    2) Speaking of resources. BUSINESS OWNER: don’t be afraid or concerned with calling the State’s Revenue Department to make sure you are including all (ALL, did I mention ALL) of the applicable sales tax allocated for your business. My business had 6 tax rates that were to be collected.
    3) (part of my horror story) My conclusion as to how to accurately allocate sales tax to each of the 6 specific tax rates was a) either impossible or b) a full time job (that the company couldn’t afford), and still close to impossible. Here’s the specific to help understand: the company was a remodeling company that conducted business out of a central office and worked throughout a decent sized metro area. The company did about 300 projects per year. Turns out the sales tax law said that taxes were calculated based on the location or work, not the office location, nor the store location where materials were purchased (and sales tax paid). In addition, my state law states that sales tax is not directly listed on the invoice and in the construction industry, some activities are taxable while others are not. Materials purchased from one part of town (and sales tax paid in that part of town) may not reflect the appropriate sales tax rate when those materials are installed in another part of town.
    Software, you ask? Turns out Quickbooks isn’t that sophisticated. Also turns out Intuit wasn’t willing to custom modify my version to help me with sales tax allocation.
    4) I would recommend to the business owner that a phone call to the Department of Revenue is done in addition to working specifically with your accountant…….to make sure the accountant is doing sales tax correctly. YES. Have a specific effort (which means multiple meetings) to make sure your sales tax is being collected correctly.
    5) Mr. Lenhart. Please include in any future article about business taxes or any kind, the business owner(s) is personally responsible for any and all taxes the company accrues. Yes, this means, at least in my state, the corporate veil has zero shielding power for business tax debt(s). Any and all business tax debt(s) (including unemployment insurance liabilities) carry over to the business owner(s) as being personally liable for the debt in the event the business closes its doors. Maybe this could be your lead-in paragraph to help capture the reader’s attention.

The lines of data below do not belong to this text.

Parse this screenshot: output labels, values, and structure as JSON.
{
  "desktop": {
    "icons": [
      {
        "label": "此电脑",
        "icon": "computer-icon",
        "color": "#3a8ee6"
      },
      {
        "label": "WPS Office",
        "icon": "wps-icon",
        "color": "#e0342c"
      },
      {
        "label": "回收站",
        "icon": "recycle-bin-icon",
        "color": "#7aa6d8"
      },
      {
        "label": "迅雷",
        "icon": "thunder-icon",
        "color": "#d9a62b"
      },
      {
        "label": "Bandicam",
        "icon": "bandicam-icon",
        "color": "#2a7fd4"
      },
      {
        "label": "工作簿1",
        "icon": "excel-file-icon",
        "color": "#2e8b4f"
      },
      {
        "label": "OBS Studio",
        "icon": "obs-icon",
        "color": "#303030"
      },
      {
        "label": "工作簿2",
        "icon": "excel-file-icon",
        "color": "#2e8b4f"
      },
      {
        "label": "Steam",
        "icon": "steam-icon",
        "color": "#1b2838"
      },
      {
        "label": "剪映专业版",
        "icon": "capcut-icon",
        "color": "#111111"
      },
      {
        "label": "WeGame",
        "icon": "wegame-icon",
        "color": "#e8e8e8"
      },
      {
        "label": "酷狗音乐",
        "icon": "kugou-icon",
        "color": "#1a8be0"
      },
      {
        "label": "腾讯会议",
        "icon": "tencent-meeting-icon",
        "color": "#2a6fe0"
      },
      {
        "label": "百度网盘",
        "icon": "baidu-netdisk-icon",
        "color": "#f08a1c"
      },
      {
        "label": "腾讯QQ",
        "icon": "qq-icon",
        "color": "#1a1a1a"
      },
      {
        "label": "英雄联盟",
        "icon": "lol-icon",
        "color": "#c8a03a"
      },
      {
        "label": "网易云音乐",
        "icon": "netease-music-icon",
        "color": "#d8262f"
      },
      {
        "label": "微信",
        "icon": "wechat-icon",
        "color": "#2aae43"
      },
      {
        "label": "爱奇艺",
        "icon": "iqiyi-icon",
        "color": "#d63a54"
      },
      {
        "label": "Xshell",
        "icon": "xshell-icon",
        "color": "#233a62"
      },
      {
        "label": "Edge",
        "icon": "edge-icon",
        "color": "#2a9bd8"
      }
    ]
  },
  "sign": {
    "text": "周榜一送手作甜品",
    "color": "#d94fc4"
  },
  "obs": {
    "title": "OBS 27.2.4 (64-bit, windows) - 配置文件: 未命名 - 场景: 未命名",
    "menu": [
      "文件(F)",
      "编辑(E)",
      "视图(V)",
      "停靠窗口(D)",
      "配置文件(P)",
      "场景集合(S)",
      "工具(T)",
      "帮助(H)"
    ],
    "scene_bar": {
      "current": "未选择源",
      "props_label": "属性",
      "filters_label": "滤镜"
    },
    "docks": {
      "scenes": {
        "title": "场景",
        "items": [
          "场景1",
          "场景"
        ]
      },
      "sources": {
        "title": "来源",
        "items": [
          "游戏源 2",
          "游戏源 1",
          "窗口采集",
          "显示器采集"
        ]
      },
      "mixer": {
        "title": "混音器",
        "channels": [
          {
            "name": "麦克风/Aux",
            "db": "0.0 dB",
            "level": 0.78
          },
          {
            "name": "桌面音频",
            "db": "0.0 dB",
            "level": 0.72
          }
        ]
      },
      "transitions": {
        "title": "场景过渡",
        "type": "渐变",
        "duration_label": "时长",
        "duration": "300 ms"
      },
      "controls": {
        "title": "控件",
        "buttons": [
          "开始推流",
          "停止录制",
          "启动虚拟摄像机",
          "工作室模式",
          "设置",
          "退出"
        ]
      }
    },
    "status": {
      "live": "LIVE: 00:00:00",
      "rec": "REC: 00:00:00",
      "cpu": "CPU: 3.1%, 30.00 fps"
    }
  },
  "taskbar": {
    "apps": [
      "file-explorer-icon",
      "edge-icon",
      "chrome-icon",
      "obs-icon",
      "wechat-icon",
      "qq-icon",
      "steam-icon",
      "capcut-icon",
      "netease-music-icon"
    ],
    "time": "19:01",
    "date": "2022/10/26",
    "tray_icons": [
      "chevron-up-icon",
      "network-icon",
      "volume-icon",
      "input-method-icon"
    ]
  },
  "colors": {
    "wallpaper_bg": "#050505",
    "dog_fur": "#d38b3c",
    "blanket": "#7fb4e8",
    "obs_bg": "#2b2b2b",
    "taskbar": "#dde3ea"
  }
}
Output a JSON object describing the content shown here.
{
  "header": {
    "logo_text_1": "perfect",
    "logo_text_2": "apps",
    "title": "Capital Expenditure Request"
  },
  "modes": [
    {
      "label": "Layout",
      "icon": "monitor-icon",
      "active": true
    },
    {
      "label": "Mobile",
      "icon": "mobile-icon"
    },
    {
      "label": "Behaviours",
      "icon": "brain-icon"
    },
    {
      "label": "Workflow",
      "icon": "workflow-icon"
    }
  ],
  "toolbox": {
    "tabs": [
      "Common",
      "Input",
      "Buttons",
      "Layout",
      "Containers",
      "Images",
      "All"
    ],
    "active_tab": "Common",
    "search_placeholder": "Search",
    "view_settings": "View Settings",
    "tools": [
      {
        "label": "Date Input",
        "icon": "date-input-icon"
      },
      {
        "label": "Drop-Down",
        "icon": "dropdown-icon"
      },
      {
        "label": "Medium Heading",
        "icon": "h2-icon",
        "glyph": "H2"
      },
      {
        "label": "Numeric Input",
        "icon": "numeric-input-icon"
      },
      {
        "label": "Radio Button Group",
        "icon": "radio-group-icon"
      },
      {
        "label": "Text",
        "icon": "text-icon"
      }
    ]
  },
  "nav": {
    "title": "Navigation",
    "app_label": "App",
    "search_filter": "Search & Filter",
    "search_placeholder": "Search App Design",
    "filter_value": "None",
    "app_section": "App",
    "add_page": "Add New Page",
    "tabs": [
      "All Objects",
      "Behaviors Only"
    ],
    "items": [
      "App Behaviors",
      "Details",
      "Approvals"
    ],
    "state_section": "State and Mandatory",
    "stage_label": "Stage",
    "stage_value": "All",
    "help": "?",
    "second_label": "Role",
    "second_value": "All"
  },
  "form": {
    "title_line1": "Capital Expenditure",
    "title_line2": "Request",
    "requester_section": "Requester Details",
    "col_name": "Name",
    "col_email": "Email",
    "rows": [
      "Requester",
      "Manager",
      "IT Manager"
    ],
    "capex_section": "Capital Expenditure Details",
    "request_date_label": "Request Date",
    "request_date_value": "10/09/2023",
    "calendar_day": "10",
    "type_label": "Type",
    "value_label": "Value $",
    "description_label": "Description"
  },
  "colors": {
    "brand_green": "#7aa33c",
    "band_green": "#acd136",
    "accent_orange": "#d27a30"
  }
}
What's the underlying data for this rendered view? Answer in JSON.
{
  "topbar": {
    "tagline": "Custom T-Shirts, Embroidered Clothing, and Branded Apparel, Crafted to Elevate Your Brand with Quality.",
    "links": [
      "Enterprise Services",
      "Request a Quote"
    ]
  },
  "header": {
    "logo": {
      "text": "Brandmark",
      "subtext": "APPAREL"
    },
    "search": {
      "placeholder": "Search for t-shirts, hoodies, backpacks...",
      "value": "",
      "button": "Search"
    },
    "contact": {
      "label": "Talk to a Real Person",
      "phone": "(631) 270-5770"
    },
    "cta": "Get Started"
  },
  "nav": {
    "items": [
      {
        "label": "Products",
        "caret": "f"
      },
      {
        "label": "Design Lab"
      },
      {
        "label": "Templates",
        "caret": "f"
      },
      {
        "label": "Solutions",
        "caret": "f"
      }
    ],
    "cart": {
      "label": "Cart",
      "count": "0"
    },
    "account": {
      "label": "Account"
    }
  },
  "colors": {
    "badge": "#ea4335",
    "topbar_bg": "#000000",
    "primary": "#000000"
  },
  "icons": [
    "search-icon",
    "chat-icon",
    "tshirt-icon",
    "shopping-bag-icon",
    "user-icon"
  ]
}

    I am still in amazement that my (our) legislators have written the laws that are on the books. I have found that laws are written based on things that have happened and to make sure those things don’t happen again. Again, wow! I can tell you from personal experience, the State has ultimate power when it comes to anything related to taxes and tax collection.

    Oh. My final comment on the subject. My attorney’s fees for the audit totaled ~$8000. Even today as I look back upon it, I couldn’t imagine going through my experience without the attorney.

Start your 30 day free trial of TaxJar. No credit card required.